Faith in Social Action

11 Sep 2012

Faith in Social Action

Read full article here (University of Cambridge Research News)
Read more about Social Action in an Age of Austerity

An event in Cambridge this Tuesday explores the effect of economic austerity on faith-based communities and initiatives around the country.

The Centre of Islamic Studies at the University of Cambridge and the Woolf Institute are organising the workshop which brings together community activists, academic experts and policy makers.

The academics are interested in finding out not just how community organisations around the UK are faring in austerity Britain, but how they are changing to meet new demands and whether faith-based organisations are playing new roles within their communities.

The focus of the event is faith-based social action groups – from different Christian, Muslim and Jewish constituencies – that either meet basic welfare needs, support youth and children, or promote social and economic development.

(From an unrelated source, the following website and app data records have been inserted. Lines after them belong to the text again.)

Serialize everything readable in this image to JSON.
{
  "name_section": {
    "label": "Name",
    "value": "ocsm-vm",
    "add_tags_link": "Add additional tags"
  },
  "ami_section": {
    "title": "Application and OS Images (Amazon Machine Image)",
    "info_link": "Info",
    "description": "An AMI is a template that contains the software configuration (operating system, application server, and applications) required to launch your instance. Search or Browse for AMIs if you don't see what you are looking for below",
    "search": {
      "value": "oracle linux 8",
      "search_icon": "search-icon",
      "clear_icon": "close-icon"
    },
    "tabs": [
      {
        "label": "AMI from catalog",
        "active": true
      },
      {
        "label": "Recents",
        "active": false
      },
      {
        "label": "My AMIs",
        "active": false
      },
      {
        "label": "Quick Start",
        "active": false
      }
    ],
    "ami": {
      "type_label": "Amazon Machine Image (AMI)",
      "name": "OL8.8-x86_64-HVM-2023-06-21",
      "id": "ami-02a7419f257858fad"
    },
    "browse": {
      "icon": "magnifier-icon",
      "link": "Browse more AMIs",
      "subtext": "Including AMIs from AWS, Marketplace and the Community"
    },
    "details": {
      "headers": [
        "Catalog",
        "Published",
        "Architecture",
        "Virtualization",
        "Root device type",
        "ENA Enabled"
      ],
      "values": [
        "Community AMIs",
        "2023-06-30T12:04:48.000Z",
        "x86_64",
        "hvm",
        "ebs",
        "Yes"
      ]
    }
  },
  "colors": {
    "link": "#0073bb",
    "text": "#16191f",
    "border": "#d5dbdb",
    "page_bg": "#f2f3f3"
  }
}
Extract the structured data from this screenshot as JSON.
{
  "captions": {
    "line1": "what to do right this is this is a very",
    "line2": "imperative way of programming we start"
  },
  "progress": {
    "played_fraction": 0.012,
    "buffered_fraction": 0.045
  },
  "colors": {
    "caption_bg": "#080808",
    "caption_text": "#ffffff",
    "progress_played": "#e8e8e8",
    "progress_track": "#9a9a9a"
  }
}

Participants will explore the role that faith plays in motivating and shaping social action in these areas across different parts of the country.

Much of the community sector, faith-based or not, is faced with a “double whammy” – not only do many of these organisations struggle to maintain their services in the current financial climate, but they are also trying to meet higher levels of demand and more complex needs within their communities.

But the result is not all doom and gloom. Dr Shana Cohen, Deputy Director of the Woolf Institute and co-organiser of the workshop, said: “Times are tough for the community sector and there is no substitute for proper funding. But many community organisations are incredibly resourceful. There are, for example, cases of innovative cooperation between mosques, church food banks and Jewish community organisations in order to meet local needs. These cases rarely make the headlines but may be reshaping the face of local communities”.

The organisers also want to explore questions like whether austerity is changing the way that people express their faith and religious identity, and whether it is having an impact on the relations between and beyond faith-communities.

Dr Paul Anderson, Assistant Director of the Centre of Islamic Studies and co-organiser of the event, said: “We are interested in finding out whether people are ‘doing community’ in new ways in a climate of austerity. Is this leading to a new approach to faith-based identity or community in British cities?”

The workshop is being held in association with Faith-Based Regeneration Network, a community development organisation. It is the first stage in a phased project which will include a publicly available report, the creation of a network of academics and practitioners, and a bid for more in-depth research into the effects of austerity on community and faith within Britain.